Copy each entry below exactly.

Data listing Block Start

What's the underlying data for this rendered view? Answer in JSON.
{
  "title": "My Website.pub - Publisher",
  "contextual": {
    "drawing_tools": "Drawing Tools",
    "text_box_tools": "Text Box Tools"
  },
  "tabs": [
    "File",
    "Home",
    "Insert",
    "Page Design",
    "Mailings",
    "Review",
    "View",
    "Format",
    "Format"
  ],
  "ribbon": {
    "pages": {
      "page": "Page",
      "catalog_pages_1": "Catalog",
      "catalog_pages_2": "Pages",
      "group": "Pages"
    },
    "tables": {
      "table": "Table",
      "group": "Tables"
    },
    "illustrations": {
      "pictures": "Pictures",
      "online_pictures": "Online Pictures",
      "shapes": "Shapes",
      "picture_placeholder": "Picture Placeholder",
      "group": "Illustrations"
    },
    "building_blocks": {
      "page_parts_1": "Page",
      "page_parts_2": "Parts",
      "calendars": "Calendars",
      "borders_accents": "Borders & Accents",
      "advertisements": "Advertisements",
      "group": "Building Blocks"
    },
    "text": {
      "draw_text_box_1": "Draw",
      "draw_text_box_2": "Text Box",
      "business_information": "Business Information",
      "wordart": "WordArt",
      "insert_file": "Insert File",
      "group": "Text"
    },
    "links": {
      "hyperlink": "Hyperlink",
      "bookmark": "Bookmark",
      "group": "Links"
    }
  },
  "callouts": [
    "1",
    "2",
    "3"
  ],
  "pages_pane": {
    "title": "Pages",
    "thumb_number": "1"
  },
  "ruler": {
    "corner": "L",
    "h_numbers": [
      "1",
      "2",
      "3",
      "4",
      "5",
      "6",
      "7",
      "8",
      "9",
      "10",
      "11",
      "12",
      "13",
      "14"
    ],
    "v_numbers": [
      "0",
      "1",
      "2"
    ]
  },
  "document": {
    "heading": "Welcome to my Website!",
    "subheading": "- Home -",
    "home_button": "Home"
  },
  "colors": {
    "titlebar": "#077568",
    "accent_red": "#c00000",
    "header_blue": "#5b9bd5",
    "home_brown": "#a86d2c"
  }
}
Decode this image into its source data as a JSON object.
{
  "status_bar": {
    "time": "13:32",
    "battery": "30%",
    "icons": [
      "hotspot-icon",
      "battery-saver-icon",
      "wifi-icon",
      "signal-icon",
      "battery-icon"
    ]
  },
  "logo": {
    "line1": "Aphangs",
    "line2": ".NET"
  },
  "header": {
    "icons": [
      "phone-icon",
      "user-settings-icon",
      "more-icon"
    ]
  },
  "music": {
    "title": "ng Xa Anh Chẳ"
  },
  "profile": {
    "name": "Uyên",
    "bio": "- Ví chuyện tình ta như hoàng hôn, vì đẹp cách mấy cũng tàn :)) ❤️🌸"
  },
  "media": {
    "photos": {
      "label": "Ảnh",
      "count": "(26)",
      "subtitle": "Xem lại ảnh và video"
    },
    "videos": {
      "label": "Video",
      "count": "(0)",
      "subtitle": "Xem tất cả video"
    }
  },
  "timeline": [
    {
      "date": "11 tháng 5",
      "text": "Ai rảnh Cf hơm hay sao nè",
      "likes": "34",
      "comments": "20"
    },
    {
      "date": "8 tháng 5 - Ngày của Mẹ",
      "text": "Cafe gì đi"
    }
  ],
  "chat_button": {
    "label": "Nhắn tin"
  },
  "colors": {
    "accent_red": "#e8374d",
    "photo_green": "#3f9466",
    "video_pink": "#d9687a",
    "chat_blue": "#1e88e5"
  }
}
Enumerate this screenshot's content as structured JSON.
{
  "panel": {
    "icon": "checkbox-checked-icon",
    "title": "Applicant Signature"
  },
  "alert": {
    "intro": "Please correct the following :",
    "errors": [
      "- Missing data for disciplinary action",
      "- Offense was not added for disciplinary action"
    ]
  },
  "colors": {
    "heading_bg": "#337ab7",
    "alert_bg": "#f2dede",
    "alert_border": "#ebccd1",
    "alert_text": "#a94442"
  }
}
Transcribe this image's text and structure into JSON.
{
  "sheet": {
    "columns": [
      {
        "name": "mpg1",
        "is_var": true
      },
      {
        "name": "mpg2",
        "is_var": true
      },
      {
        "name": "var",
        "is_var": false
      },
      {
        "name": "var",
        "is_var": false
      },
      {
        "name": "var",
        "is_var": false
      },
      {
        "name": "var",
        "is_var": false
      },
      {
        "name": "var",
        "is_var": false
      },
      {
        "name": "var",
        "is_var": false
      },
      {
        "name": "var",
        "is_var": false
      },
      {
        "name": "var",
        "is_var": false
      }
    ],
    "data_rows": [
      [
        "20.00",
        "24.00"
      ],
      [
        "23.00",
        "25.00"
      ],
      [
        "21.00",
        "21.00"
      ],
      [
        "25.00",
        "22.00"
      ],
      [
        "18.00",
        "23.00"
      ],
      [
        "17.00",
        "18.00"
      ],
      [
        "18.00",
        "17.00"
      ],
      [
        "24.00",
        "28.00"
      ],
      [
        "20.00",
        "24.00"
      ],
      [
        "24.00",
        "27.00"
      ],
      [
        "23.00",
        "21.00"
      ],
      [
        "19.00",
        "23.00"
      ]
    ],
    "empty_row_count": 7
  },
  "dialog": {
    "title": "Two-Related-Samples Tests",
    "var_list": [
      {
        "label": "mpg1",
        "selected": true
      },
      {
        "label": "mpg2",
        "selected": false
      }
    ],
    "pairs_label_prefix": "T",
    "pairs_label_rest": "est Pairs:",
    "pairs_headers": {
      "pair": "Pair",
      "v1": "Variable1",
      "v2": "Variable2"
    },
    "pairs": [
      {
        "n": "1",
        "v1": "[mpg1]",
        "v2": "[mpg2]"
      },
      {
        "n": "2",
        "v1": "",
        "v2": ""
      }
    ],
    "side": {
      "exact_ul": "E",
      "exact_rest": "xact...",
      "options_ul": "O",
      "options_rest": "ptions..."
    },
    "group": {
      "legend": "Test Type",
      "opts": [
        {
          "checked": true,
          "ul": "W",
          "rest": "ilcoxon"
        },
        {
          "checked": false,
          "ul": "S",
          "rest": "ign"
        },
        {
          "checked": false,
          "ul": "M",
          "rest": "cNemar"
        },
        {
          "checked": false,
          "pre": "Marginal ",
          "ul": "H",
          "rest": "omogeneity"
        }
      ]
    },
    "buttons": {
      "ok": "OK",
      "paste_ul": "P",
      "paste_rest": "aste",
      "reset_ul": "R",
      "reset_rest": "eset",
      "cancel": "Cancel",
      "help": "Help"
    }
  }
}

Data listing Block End

Expected answer:
What's the underlying data for this rendered view? Answer in JSON.
{
  "title": "My Website.pub - Publisher",
  "contextual": {
    "drawing_tools": "Drawing Tools",
    "text_box_tools": "Text Box Tools"
  },
  "tabs": [
    "File",
    "Home",
    "Insert",
    "Page Design",
    "Mailings",
    "Review",
    "View",
    "Format",
    "Format"
  ],
  "ribbon": {
    "pages": {
      "page": "Page",
      "catalog_pages_1": "Catalog",
      "catalog_pages_2": "Pages",
      "group": "Pages"
    },
    "tables": {
      "table": "Table",
      "group": "Tables"
    },
    "illustrations": {
      "pictures": "Pictures",
      "online_pictures": "Online Pictures",
      "shapes": "Shapes",
      "picture_placeholder": "Picture Placeholder",
      "group": "Illustrations"
    },
    "building_blocks": {
      "page_parts_1": "Page",
      "page_parts_2": "Parts",
      "calendars": "Calendars",
      "borders_accents": "Borders & Accents",
      "advertisements": "Advertisements",
      "group": "Building Blocks"
    },
    "text": {
      "draw_text_box_1": "Draw",
      "draw_text_box_2": "Text Box",
      "business_information": "Business Information",
      "wordart": "WordArt",
      "insert_file": "Insert File",
      "group": "Text"
    },
    "links": {
      "hyperlink": "Hyperlink",
      "bookmark": "Bookmark",
      "group": "Links"
    }
  },
  "callouts": [
    "1",
    "2",
    "3"
  ],
  "pages_pane": {
    "title": "Pages",
    "thumb_number": "1"
  },
  "ruler": {
    "corner": "L",
    "h_numbers": [
      "1",
      "2",
      "3",
      "4",
      "5",
      "6",
      "7",
      "8",
      "9",
      "10",
      "11",
      "12",
      "13",
      "14"
    ],
    "v_numbers": [
      "0",
      "1",
      "2"
    ]
  },
  "document": {
    "heading": "Welcome to my Website!",
    "subheading": "- Home -",
    "home_button": "Home"
  },
  "colors": {
    "titlebar": "#077568",
    "accent_red": "#c00000",
    "header_blue": "#5b9bd5",
    "home_brown": "#a86d2c"
  }
}
Decode this image into its source data as a JSON object.
{
  "status_bar": {
    "time": "13:32",
    "battery": "30%",
    "icons": [
      "hotspot-icon",
      "battery-saver-icon",
      "wifi-icon",
      "signal-icon",
      "battery-icon"
    ]
  },
  "logo": {
    "line1": "Aphangs",
    "line2": ".NET"
  },
  "header": {
    "icons": [
      "phone-icon",
      "user-settings-icon",
      "more-icon"
    ]
  },
  "music": {
    "title": "ng Xa Anh Chẳ"
  },
  "profile": {
    "name": "Uyên",
    "bio": "- Ví chuyện tình ta như hoàng hôn, vì đẹp cách mấy cũng tàn :)) ❤️🌸"
  },
  "media": {
    "photos": {
      "label": "Ảnh",
      "count": "(26)",
      "subtitle": "Xem lại ảnh và video"
    },
    "videos": {
      "label": "Video",
      "count": "(0)",
      "subtitle": "Xem tất cả video"
    }
  },
  "timeline": [
    {
      "date": "11 tháng 5",
      "text": "Ai rảnh Cf hơm hay sao nè",
      "likes": "34",
      "comments": "20"
    },
    {
      "date": "8 tháng 5 - Ngày của Mẹ",
      "text": "Cafe gì đi"
    }
  ],
  "chat_button": {
    "label": "Nhắn tin"
  },
  "colors": {
    "accent_red": "#e8374d",
    "photo_green": "#3f9466",
    "video_pink": "#d9687a",
    "chat_blue": "#1e88e5"
  }
}
Enumerate this screenshot's content as structured JSON.
{
  "panel": {
    "icon": "checkbox-checked-icon",
    "title": "Applicant Signature"
  },
  "alert": {
    "intro": "Please correct the following :",
    "errors": [
      "- Missing data for disciplinary action",
      "- Offense was not added for disciplinary action"
    ]
  },
  "colors": {
    "heading_bg": "#337ab7",
    "alert_bg": "#f2dede",
    "alert_border": "#ebccd1",
    "alert_text": "#a94442"
  }
}
Transcribe this image's text and structure into JSON.
{
  "sheet": {
    "columns": [
      {
        "name": "mpg1",
        "is_var": true
      },
      {
        "name": "mpg2",
        "is_var": true
      },
      {
        "name": "var",
        "is_var": false
      },
      {
        "name": "var",
        "is_var": false
      },
      {
        "name": "var",
        "is_var": false
      },
      {
        "name": "var",
        "is_var": false
      },
      {
        "name": "var",
        "is_var": false
      },
      {
        "name": "var",
        "is_var": false
      },
      {
        "name": "var",
        "is_var": false
      },
      {
        "name": "var",
        "is_var": false
      }
    ],
    "data_rows": [
      [
        "20.00",
        "24.00"
      ],
      [
        "23.00",
        "25.00"
      ],
      [
        "21.00",
        "21.00"
      ],
      [
        "25.00",
        "22.00"
      ],
      [
        "18.00",
        "23.00"
      ],
      [
        "17.00",
        "18.00"
      ],
      [
        "18.00",
        "17.00"
      ],
      [
        "24.00",
        "28.00"
      ],
      [
        "20.00",
        "24.00"
      ],
      [
        "24.00",
        "27.00"
      ],
      [
        "23.00",
        "21.00"
      ],
      [
        "19.00",
        "23.00"
      ]
    ],
    "empty_row_count": 7
  },
  "dialog": {
    "title": "Two-Related-Samples Tests",
    "var_list": [
      {
        "label": "mpg1",
        "selected": true
      },
      {
        "label": "mpg2",
        "selected": false
      }
    ],
    "pairs_label_prefix": "T",
    "pairs_label_rest": "est Pairs:",
    "pairs_headers": {
      "pair": "Pair",
      "v1": "Variable1",
      "v2": "Variable2"
    },
    "pairs": [
      {
        "n": "1",
        "v1": "[mpg1]",
        "v2": "[mpg2]"
      },
      {
        "n": "2",
        "v1": "",
        "v2": ""
      }
    ],
    "side": {
      "exact_ul": "E",
      "exact_rest": "xact...",
      "options_ul": "O",
      "options_rest": "ptions..."
    },
    "group": {
      "legend": "Test Type",
      "opts": [
        {
          "checked": true,
          "ul": "W",
          "rest": "ilcoxon"
        },
        {
          "checked": false,
          "ul": "S",
          "rest": "ign"
        },
        {
          "checked": false,
          "ul": "M",
          "rest": "cNemar"
        },
        {
          "checked": false,
          "pre": "Marginal ",
          "ul": "H",
          "rest": "omogeneity"
        }
      ]
    },
    "buttons": {
      "ok": "OK",
      "paste_ul": "P",
      "paste_rest": "aste",
      "reset_ul": "R",
      "reset_rest": "eset",
      "cancel": "Cancel",
      "help": "Help"
    }
  }
}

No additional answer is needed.